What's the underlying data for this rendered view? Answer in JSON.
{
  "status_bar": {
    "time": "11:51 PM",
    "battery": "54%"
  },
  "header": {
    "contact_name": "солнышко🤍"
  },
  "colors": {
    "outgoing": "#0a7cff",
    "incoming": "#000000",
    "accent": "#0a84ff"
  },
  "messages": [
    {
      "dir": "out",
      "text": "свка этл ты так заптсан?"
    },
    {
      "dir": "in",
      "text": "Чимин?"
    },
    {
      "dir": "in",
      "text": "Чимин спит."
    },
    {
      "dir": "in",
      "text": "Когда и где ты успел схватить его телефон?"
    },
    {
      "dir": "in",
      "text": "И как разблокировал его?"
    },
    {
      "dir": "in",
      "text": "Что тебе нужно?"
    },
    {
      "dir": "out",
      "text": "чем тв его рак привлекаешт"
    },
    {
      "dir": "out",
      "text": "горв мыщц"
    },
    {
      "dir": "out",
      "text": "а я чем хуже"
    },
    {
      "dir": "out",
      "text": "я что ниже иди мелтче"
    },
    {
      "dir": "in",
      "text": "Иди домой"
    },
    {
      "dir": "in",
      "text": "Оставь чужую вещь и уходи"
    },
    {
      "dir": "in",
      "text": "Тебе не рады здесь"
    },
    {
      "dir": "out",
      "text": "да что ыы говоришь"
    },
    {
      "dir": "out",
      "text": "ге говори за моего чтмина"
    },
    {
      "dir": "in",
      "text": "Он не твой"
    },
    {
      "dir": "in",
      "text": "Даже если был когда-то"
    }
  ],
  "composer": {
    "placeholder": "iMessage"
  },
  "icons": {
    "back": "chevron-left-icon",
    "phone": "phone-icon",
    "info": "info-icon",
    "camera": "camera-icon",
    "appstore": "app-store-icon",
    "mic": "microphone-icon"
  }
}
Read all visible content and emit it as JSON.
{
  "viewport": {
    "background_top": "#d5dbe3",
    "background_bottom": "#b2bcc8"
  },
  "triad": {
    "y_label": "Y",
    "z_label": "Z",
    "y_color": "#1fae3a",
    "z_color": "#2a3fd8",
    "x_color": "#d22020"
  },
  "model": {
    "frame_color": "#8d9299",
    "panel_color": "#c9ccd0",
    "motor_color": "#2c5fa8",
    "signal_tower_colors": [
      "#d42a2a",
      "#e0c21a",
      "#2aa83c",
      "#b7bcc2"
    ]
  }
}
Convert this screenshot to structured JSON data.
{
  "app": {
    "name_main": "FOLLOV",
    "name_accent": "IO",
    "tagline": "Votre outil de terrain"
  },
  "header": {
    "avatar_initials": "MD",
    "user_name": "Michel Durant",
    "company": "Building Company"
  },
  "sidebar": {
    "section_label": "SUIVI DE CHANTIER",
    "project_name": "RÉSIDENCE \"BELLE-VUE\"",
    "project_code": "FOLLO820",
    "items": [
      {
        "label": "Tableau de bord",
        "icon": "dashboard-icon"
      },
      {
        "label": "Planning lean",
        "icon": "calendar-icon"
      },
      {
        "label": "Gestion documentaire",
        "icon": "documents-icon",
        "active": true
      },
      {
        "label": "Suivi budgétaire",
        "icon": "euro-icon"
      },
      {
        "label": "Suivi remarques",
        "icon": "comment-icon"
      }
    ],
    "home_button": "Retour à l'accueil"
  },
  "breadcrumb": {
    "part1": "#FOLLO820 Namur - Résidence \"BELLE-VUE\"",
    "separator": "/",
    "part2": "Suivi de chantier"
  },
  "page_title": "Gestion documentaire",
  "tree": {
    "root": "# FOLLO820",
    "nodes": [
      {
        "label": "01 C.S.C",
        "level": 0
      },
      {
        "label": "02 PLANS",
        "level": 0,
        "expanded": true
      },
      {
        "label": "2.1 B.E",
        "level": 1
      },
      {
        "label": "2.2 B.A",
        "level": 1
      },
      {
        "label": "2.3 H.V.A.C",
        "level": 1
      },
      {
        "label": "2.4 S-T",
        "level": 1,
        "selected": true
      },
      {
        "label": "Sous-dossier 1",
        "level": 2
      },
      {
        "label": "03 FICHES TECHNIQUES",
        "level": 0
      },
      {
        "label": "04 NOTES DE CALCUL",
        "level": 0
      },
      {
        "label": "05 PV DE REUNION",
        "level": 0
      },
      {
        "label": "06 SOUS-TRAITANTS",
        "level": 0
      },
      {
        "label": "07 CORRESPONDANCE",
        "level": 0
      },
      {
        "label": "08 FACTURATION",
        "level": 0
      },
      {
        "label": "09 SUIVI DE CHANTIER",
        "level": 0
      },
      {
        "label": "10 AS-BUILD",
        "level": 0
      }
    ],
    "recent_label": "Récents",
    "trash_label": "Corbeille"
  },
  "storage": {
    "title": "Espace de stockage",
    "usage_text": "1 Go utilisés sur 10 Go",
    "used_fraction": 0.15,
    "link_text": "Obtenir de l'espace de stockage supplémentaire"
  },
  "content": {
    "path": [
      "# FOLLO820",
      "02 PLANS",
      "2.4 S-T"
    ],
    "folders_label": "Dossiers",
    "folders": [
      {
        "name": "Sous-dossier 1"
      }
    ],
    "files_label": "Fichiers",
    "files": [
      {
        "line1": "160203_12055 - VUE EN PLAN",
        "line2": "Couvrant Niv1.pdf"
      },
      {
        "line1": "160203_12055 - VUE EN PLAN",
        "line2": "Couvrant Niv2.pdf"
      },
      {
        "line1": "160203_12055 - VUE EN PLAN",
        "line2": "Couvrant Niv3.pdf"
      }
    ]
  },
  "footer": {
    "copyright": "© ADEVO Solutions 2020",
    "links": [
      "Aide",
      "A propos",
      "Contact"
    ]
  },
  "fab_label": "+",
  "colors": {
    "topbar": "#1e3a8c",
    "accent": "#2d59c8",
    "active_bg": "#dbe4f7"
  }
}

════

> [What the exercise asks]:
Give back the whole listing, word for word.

> [Exercise solution]:
What's the underlying data for this rendered view? Answer in JSON.
{
  "status_bar": {
    "time": "11:51 PM",
    "battery": "54%"
  },
  "header": {
    "contact_name": "солнышко🤍"
  },
  "colors": {
    "outgoing": "#0a7cff",
    "incoming": "#000000",
    "accent": "#0a84ff"
  },
  "messages": [
    {
      "dir": "out",
      "text": "свка этл ты так заптсан?"
    },
    {
      "dir": "in",
      "text": "Чимин?"
    },
    {
      "dir": "in",
      "text": "Чимин спит."
    },
    {
      "dir": "in",
      "text": "Когда и где ты успел схватить его телефон?"
    },
    {
      "dir": "in",
      "text": "И как разблокировал его?"
    },
    {
      "dir": "in",
      "text": "Что тебе нужно?"
    },
    {
      "dir": "out",
      "text": "чем тв его рак привлекаешт"
    },
    {
      "dir": "out",
      "text": "горв мыщц"
    },
    {
      "dir": "out",
      "text": "а я чем хуже"
    },
    {
      "dir": "out",
      "text": "я что ниже иди мелтче"
    },
    {
      "dir": "in",
      "text": "Иди домой"
    },
    {
      "dir": "in",
      "text": "Оставь чужую вещь и уходи"
    },
    {
      "dir": "in",
      "text": "Тебе не рады здесь"
    },
    {
      "dir": "out",
      "text": "да что ыы говоришь"
    },
    {
      "dir": "out",
      "text": "ге говори за моего чтмина"
    },
    {
      "dir": "in",
      "text": "Он не твой"
    },
    {
      "dir": "in",
      "text": "Даже если был когда-то"
    }
  ],
  "composer": {
    "placeholder": "iMessage"
  },
  "icons": {
    "back": "chevron-left-icon",
    "phone": "phone-icon",
    "info": "info-icon",
    "camera": "camera-icon",
    "appstore": "app-store-icon",
    "mic": "microphone-icon"
  }
}
Read all visible content and emit it as JSON.
{
  "viewport": {
    "background_top": "#d5dbe3",
    "background_bottom": "#b2bcc8"
  },
  "triad": {
    "y_label": "Y",
    "z_label": "Z",
    "y_color": "#1fae3a",
    "z_color": "#2a3fd8",
    "x_color": "#d22020"
  },
  "model": {
    "frame_color": "#8d9299",
    "panel_color": "#c9ccd0",
    "motor_color": "#2c5fa8",
    "signal_tower_colors": [
      "#d42a2a",
      "#e0c21a",
      "#2aa83c",
      "#b7bcc2"
    ]
  }
}
Convert this screenshot to structured JSON data.
{
  "app": {
    "name_main": "FOLLOV",
    "name_accent": "IO",
    "tagline": "Votre outil de terrain"
  },
  "header": {
    "avatar_initials": "MD",
    "user_name": "Michel Durant",
    "company": "Building Company"
  },
  "sidebar": {
    "section_label": "SUIVI DE CHANTIER",
    "project_name": "RÉSIDENCE \"BELLE-VUE\"",
    "project_code": "FOLLO820",
    "items": [
      {
        "label": "Tableau de bord",
        "icon": "dashboard-icon"
      },
      {
        "label": "Planning lean",
        "icon": "calendar-icon"
      },
      {
        "label": "Gestion documentaire",
        "icon": "documents-icon",
        "active": true
      },
      {
        "label": "Suivi budgétaire",
        "icon": "euro-icon"
      },
      {
        "label": "Suivi remarques",
        "icon": "comment-icon"
      }
    ],
    "home_button": "Retour à l'accueil"
  },
  "breadcrumb": {
    "part1": "#FOLLO820 Namur - Résidence \"BELLE-VUE\"",
    "separator": "/",
    "part2": "Suivi de chantier"
  },
  "page_title": "Gestion documentaire",
  "tree": {
    "root": "# FOLLO820",
    "nodes": [
      {
        "label": "01 C.S.C",
        "level": 0
      },
      {
        "label": "02 PLANS",
        "level": 0,
        "expanded": true
      },
      {
        "label": "2.1 B.E",
        "level": 1
      },
      {
        "label": "2.2 B.A",
        "level": 1
      },
      {
        "label": "2.3 H.V.A.C",
        "level": 1
      },
      {
        "label": "2.4 S-T",
        "level": 1,
        "selected": true
      },
      {
        "label": "Sous-dossier 1",
        "level": 2
      },
      {
        "label": "03 FICHES TECHNIQUES",
        "level": 0
      },
      {
        "label": "04 NOTES DE CALCUL",
        "level": 0
      },
      {
        "label": "05 PV DE REUNION",
        "level": 0
      },
      {
        "label": "06 SOUS-TRAITANTS",
        "level": 0
      },
      {
        "label": "07 CORRESPONDANCE",
        "level": 0
      },
      {
        "label": "08 FACTURATION",
        "level": 0
      },
      {
        "label": "09 SUIVI DE CHANTIER",
        "level": 0
      },
      {
        "label": "10 AS-BUILD",
        "level": 0
      }
    ],
    "recent_label": "Récents",
    "trash_label": "Corbeille"
  },
  "storage": {
    "title": "Espace de stockage",
    "usage_text": "1 Go utilisés sur 10 Go",
    "used_fraction": 0.15,
    "link_text": "Obtenir de l'espace de stockage supplémentaire"
  },
  "content": {
    "path": [
      "# FOLLO820",
      "02 PLANS",
      "2.4 S-T"
    ],
    "folders_label": "Dossiers",
    "folders": [
      {
        "name": "Sous-dossier 1"
      }
    ],
    "files_label": "Fichiers",
    "files": [
      {
        "line1": "160203_12055 - VUE EN PLAN",
        "line2": "Couvrant Niv1.pdf"
      },
      {
        "line1": "160203_12055 - VUE EN PLAN",
        "line2": "Couvrant Niv2.pdf"
      },
      {
        "line1": "160203_12055 - VUE EN PLAN",
        "line2": "Couvrant Niv3.pdf"
      }
    ]
  },
  "footer": {
    "copyright": "© ADEVO Solutions 2020",
    "links": [
      "Aide",
      "A propos",
      "Contact"
    ]
  },
  "fab_label": "+",
  "colors": {
    "topbar": "#1e3a8c",
    "accent": "#2d59c8",
    "active_bg": "#dbe4f7"
  }
}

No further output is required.